━━ DATA FOR PROCESSING ━━
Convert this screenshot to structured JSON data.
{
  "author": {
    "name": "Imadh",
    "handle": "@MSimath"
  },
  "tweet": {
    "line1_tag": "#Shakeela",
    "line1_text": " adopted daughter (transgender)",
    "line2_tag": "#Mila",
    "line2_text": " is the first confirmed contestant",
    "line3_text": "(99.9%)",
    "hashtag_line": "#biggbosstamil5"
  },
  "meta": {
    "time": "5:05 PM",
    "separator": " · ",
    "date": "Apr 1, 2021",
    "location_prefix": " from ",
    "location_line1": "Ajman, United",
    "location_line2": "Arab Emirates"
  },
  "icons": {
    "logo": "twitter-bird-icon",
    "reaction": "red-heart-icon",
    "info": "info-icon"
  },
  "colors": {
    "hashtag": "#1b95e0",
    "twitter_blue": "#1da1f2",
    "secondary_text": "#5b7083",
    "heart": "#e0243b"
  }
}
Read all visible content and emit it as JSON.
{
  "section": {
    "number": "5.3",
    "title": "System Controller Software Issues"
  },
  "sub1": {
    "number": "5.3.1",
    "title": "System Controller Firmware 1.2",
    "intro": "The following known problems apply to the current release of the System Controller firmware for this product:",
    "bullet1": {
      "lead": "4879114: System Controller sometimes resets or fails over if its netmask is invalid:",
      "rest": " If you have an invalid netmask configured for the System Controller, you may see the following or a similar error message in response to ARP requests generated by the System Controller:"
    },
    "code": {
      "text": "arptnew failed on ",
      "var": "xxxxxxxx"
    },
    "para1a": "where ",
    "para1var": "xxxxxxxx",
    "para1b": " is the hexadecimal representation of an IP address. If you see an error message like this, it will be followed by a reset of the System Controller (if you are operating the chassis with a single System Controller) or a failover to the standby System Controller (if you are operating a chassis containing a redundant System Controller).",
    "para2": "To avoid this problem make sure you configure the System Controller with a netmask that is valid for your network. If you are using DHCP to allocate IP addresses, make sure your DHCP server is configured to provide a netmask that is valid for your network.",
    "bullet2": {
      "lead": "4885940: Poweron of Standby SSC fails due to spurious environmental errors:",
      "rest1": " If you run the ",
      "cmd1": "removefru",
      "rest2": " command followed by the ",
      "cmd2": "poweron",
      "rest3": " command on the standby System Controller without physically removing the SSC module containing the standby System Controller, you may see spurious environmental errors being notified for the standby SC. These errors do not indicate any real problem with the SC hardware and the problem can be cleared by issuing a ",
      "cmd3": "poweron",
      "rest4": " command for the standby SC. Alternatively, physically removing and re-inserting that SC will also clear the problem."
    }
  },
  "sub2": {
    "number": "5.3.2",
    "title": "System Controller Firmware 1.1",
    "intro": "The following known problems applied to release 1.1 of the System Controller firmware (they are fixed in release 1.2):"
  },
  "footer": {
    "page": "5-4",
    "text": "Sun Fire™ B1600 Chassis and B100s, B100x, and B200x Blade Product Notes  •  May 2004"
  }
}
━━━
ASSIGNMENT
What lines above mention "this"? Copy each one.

REPLY
Convert this screenshot to structured JSON data.
    "intro": "The following known problems apply to the current release of the System Controller firmware for this product:",
    "para1b": " is the hexadecimal representation of an IP address. If you see an error message like this, it will be followed by a reset of the System Controller (if you are operating the chassis with a single System Controller) or a failover to the standby System Controller (if you are operating a chassis containing a redundant System Controller).",
    "para2": "To avoid this problem make sure you configure the System Controller with a netmask that is valid for your network. If you are using DHCP to allocate IP addresses, make sure your DHCP server is configured to provide a netmask that is valid for your network.",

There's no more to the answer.